The impact of myriad Chinese trade sanctions on Australian goods in the past year has been "quite limited", with most exporters managing to find other markets, according to a new report.
China has targeted Australian beef, barley, coal, copper, cotton, seafood, sugar, timber and wine.
Before the sanctions, these exports were worth about $25 billion in 2019, or 1.3 per cent of gross domestic product.
As of end-January, the value of these exports to China had dropped to about $5 billion a year, the analysis by Lowy Institute chief economist Roland Rajah shows.
But most exporters - barring wine and beef producers - appear to have managed to shift their goods to markets other than China.

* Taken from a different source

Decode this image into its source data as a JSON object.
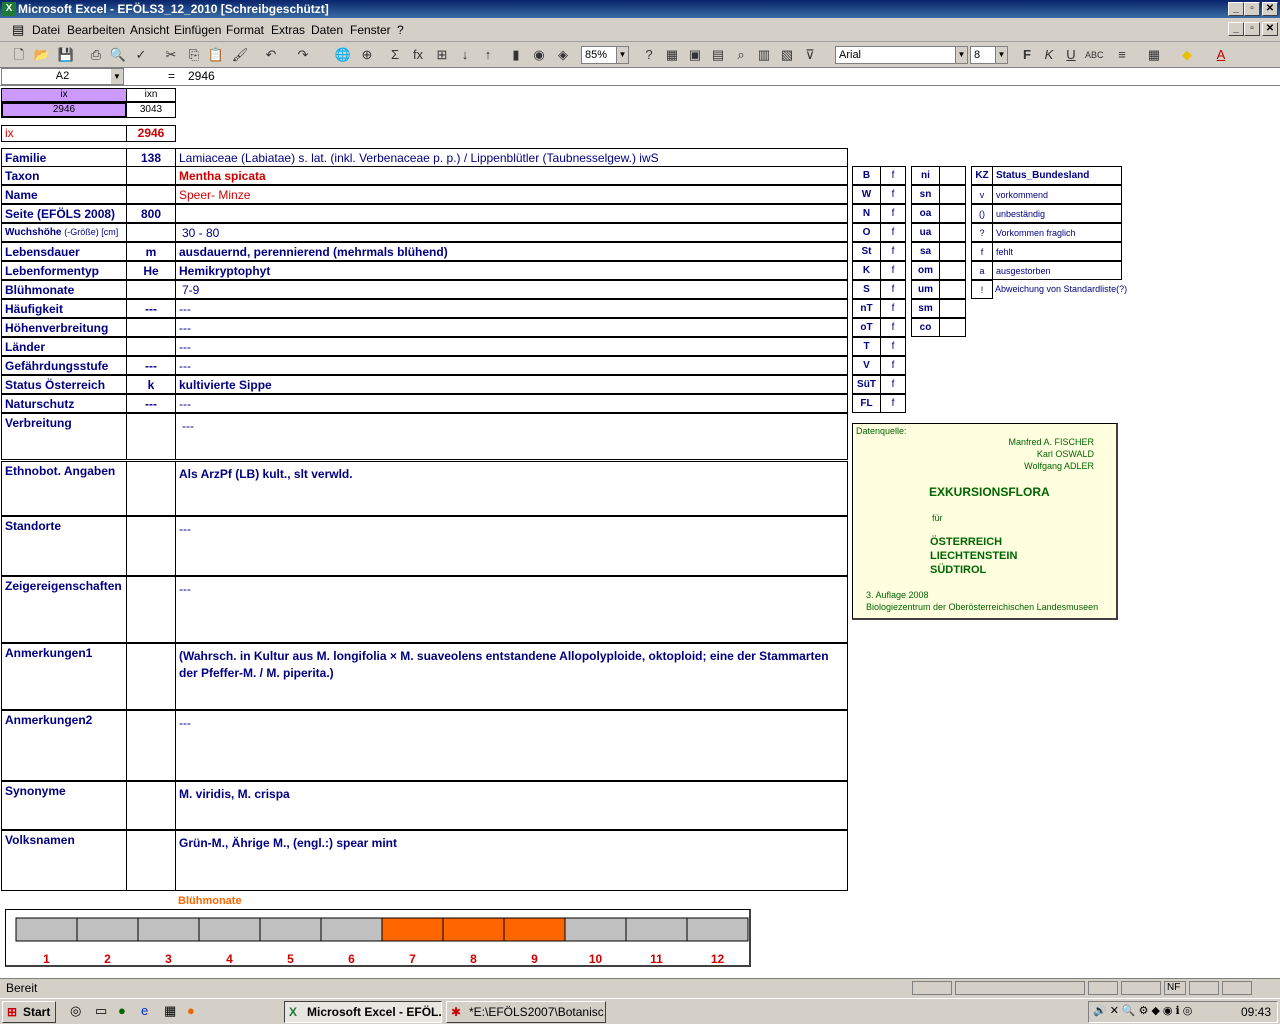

"Looking at exports of barley, copper, cotton, seafood and timber, sales of these products to other markets rose sharply, but only after China's sanctions intensified in late 2020 - with the stark shift signalling this was indeed mostly a result of trade diversion," Mr Rajah said.
"However, Australia's wine industry has struggled to make up for the loss of the premium China market.
"Total beef exports are also down, though this is more a reflection of supply-side issues after years of drought."
The effect of China's trade sanctions on Australia's exports "has been completely swamped by the booming iron ore trade - which China hasn't been game enough to touch".
"Hence, the total economic impact of China's trade coercion against Australia seems to have been quite limited thus far," Mr Rajah said.
Mr Rajah argues while China had targeted products for which it had alternative suppliers, there were also alternative buyers for Australian goods.
"And this shuffling of global trade is precisely the reason the damage inflicted on Australia has been limited," he said.
The research published on Thursday comes after the federal government urged exporters to look for new Asian markets to combat the economic fallout of coronavirus and strained relations with China.
Trade Minister Dan Tehan on Wednesday released the final report of the Asia Taskforce - a joint project between the Asia Society and Business Council of Australia.
It provides a blueprint for Australia to compete more successfully in the region.
Mr Tehan said business and government needed to work together in order to keep trade with Asia moving.
"The Asia Taskforce does more than make the argument that businesses should expand into diverse markets across Asia," he said.
"It advocates a 'Team Australia' approach and identifies practical, specific actions that business and governments can take to strengthen the presence of Australia, and our businesses, in Asia."
The report proposes focusing on markets and sectors where Australia has competitive advantages, such as healthcare in Indonesia and financial services in Japan, as well as India, Vietnam and Korea.
However, also it found diversification does not replace the need to adjust to Australia's complex relationship with China.
Business Council chief Jennifer Westacott said the rise of Asian economies and their growing middle classes presented strong opportunities for Australian companies.
"But only if we grasp the opportunity," she said.
"If we succeed, Australians will have the best standards of living in the world but if we fail, we run the risk of becoming a second-order economy in a thriving region."